Du Bois visualizations

Lecture 8

Dr. Mine Çetinkaya-Rundel

Duke University
STA 313 - Spring 2024

Warm up


  • Project 1 proposal feedback and scores are posted as a GitHub issue in your project repo.
  • If you’d like to improve your project proposal score, you can resubmit by 9 am on Monday (2/19):
    • Address all outstanding issues and close them with specific commits
    • Improve the proposal based on suggestions in your feedback
    • DM me on Slack by 9 am on Monday (2/19) to say your proposal is ready for re-review. I will not review proposals I have not explicitly received a ping about.
    • Your proposal score will then be updated to be the average of your original and revised proposal score.

Next steps for the project

Are there any questions about the project logistics / expectations / best practices / etc.?

W.E.B. Du Bois


The visualizations presented in this lecture are original data visualizations by W.E.B. Du Bois and the captions reflect the language of the time in history.

W.E.B. Du Bois

W.E.B. (William Edward Burghardt) Du Bois (February 23, 1868 – August 27, 1963) was a professor of history, sociology, and economics at Atlanta University and one of the founders of the NAACP in 1909.

W.E.B. Du Bois

1900 Paris Exposition

The Exposition Universelle of 1900, better known in English as the 1900 Paris Exposition, was a world’s fair held in Paris, France, in November 1900, to celebrate the achievements of the past century and to accelerate development into the next.

1900 Paris Exposition

  • Du Bois’s visualizations were part of the Exposition des Nègres d’Amérique (The Exhibit of American Negroes), an exhibit organized by newspaper editor Thomas Junius Calloway.

  • The goal of the exhibit was to tell the story of African Americans after Emancipation using a variety of items including texts, portraits, and data visualizations.

  • The exhibit highlighted the progress made by African Americans, and Du Bois, in particular, used data and visualizations to counter the “narrative of Black inferiority” and to humanize the African American experience.

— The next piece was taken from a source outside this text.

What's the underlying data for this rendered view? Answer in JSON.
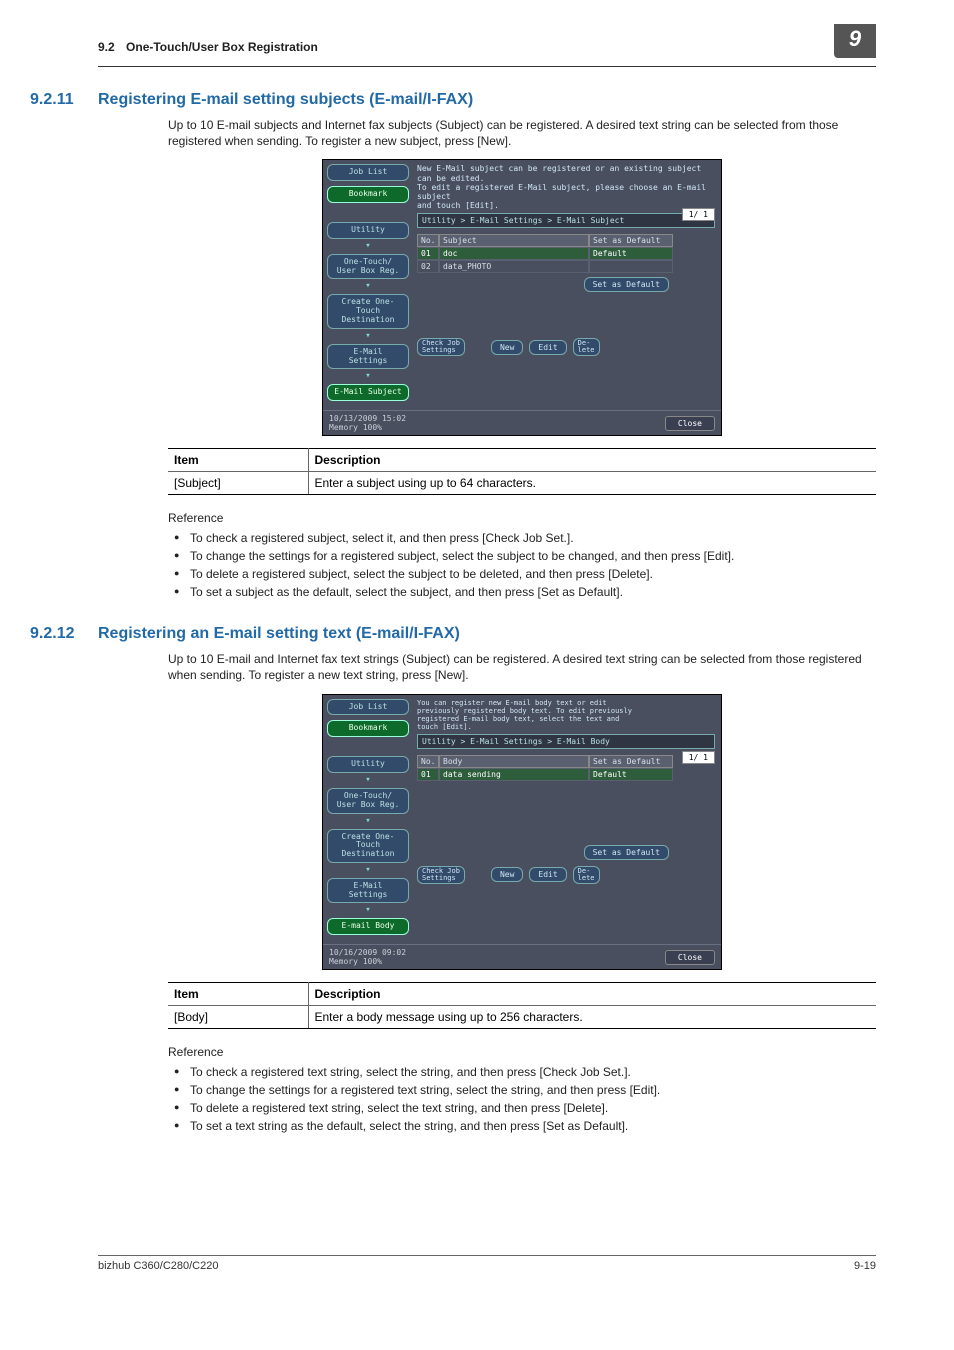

  • Visualizations and photographs from the 1900 Paris Exposition are available in the Library of Congress digital collection.


  • Data collected by Du Bois’s sociology lab, government reports, and data from the United States Census by Du Bois and his students.

  • Used to create two sets of visualizations: one focusing specifically on the experience of African Americans in Georgia and one focusing on more national-level statistics and trends.


  • Hand drawn using ink, watercolor, and graphite.

  • They stood out from other visualizations of the time with their bright colors and modern style, an intentional design choice by Du Bois to make more effectively convey the message to the Parisian audience.

A few examples + discussion

For each of the following visualizations: Review the plot and provide an interpretation for it. Then, identify what is striking as well as features that are in line with common data visualization “best practices” vs. features that don’t conform to them. Discuss whether these help the point being made or not.

Proportion of Freemen and Slaves

“Proportion of Freemen and Slaves among American Negroes”, 1900, via Library of Congress Prints and Photographs Division


“Illiteracy” 1900, via Library of Congress Prints and Photographs Division

City and rural population

“City and Rural Population. 1890” 1900, via Library of Congress Prints and Photographs Division

Inspiration for today’s activity

  • In February 2021, Allen Hillery, Athony Starks, and Sekou Tyler, started the #DuboisChallenge, and annual online challenge where participants use modern data visualization tools such as R, Python, Tableau, etc. to recreate the data visualizations by W.E.B. Du Bois.

  • The seven-week challenge included 10 out of the 63 visualizations in the original exhibit. Each week, participants were tasked with recreating one of the visualizations and there were three “bonus” visualization challenges. People used social media to share their recreations side-by-side with the originals using the tag #DuBoisChallenge, and many shared the code they used for the recreation.

  • The challenge has been taking place annually in February since then, including this year!

Recreation activities

The most prevalent type of visualizations created by W. E. B. Du Bois are bar charts, so the activities (ae-07) will focus on recreating the following, seemingly simple, bar charts.

(a) Plate 49


(b) Plate 31
Figure 1: Two data visualizations by W.E.B. Du Bois.

Further reading